[Page and application data records]
++++

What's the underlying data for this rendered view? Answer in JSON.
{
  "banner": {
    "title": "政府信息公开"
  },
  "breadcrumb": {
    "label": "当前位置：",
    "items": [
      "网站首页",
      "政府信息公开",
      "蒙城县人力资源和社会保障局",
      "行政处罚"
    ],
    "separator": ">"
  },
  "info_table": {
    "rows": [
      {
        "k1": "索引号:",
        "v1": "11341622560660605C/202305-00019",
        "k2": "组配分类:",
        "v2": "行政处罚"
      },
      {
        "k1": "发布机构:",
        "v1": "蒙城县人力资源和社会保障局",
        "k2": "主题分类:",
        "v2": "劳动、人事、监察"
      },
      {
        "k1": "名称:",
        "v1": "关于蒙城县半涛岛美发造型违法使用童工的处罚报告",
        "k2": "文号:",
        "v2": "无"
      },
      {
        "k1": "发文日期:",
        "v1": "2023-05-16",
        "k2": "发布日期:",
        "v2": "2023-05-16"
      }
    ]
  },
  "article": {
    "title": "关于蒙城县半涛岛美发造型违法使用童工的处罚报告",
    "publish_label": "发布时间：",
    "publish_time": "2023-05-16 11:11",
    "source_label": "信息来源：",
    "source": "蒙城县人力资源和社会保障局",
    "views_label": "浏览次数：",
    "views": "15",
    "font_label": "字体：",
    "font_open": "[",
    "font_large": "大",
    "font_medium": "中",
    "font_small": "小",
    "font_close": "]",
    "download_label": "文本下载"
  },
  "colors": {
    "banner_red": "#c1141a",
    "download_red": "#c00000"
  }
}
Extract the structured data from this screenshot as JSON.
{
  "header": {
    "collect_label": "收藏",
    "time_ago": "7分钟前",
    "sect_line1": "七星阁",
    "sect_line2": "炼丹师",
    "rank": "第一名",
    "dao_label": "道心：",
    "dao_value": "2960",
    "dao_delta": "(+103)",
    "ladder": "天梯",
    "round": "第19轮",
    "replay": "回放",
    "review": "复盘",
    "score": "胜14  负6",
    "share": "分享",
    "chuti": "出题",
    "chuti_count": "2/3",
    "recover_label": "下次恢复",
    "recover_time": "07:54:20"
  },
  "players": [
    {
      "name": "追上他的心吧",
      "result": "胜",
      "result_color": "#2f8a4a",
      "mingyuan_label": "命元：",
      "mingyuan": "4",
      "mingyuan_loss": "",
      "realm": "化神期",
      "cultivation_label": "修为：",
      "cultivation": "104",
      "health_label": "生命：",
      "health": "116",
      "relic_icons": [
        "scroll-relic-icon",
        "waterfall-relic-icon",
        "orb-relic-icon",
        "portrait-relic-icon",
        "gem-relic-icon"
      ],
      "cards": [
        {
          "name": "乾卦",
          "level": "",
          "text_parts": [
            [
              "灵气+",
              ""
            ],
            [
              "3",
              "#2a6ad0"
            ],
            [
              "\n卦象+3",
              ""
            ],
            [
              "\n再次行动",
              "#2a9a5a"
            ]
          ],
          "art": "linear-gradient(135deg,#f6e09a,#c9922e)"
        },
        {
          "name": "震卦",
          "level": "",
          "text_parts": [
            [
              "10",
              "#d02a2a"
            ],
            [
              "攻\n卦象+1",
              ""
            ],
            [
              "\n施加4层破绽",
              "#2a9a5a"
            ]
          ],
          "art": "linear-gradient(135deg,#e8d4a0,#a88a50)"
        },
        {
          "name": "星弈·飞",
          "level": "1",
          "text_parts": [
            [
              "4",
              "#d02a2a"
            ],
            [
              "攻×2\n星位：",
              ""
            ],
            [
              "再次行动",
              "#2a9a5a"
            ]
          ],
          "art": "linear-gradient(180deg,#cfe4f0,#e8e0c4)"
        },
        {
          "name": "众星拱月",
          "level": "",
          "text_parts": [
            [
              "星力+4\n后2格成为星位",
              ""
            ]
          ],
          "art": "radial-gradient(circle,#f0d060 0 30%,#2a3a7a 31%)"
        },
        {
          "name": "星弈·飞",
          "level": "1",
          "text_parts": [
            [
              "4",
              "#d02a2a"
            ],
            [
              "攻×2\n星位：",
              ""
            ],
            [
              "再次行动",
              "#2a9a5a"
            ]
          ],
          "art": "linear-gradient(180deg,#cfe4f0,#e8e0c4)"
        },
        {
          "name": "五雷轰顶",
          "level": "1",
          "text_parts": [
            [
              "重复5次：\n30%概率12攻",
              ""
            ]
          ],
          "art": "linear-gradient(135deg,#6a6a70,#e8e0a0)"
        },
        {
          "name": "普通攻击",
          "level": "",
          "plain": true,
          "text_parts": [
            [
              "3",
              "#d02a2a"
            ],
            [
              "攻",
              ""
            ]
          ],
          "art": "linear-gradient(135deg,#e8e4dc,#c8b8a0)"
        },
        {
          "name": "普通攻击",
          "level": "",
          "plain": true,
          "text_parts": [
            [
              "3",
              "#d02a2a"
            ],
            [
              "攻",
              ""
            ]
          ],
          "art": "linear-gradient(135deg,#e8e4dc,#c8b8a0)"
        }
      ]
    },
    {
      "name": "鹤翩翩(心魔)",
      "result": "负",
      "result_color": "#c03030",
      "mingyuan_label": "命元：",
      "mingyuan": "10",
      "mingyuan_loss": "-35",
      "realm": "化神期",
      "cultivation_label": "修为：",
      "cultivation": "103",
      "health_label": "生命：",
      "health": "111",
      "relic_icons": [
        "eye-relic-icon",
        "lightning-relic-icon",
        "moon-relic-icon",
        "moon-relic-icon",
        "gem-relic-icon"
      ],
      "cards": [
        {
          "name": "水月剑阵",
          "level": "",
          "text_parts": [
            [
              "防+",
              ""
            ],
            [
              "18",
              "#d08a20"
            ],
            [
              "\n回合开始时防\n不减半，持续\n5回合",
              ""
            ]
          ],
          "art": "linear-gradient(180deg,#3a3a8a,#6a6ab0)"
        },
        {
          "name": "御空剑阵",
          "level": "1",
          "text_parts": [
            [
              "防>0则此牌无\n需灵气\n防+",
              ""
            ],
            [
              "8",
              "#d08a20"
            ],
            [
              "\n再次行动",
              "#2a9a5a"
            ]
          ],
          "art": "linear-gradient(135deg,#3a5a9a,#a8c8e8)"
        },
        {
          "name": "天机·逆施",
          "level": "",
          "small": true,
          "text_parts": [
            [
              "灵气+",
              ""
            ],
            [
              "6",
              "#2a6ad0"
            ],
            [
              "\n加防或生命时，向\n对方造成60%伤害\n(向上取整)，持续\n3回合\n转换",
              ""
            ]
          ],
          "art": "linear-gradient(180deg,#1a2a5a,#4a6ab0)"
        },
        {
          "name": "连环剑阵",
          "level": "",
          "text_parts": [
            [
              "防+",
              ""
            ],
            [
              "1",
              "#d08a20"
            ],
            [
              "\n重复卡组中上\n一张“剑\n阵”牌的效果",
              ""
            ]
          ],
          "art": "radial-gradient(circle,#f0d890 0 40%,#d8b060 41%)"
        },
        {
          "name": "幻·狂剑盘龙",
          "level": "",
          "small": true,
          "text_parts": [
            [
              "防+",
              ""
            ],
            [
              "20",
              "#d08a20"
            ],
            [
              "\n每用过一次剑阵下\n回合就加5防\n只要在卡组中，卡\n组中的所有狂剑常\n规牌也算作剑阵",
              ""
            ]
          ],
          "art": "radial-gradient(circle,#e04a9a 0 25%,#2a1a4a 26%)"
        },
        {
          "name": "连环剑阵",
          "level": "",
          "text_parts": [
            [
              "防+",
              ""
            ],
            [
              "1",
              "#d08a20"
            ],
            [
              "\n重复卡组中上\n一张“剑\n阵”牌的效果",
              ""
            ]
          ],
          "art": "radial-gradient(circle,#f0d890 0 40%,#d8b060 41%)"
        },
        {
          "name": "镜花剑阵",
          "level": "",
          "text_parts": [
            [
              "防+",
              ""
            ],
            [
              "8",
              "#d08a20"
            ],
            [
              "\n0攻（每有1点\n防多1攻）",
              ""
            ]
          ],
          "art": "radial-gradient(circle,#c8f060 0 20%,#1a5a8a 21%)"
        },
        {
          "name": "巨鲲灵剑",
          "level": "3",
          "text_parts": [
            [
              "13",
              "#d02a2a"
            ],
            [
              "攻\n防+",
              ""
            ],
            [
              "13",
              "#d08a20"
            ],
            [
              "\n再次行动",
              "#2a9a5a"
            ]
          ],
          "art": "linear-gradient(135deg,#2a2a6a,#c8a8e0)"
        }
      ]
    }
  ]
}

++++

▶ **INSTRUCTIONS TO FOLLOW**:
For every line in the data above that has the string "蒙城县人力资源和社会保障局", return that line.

▶ **WRITTEN REPLY**:
      "蒙城县人力资源和社会保障局",
        "v1": "蒙城县人力资源和社会保障局",
    "source": "蒙城县人力资源和社会保障局",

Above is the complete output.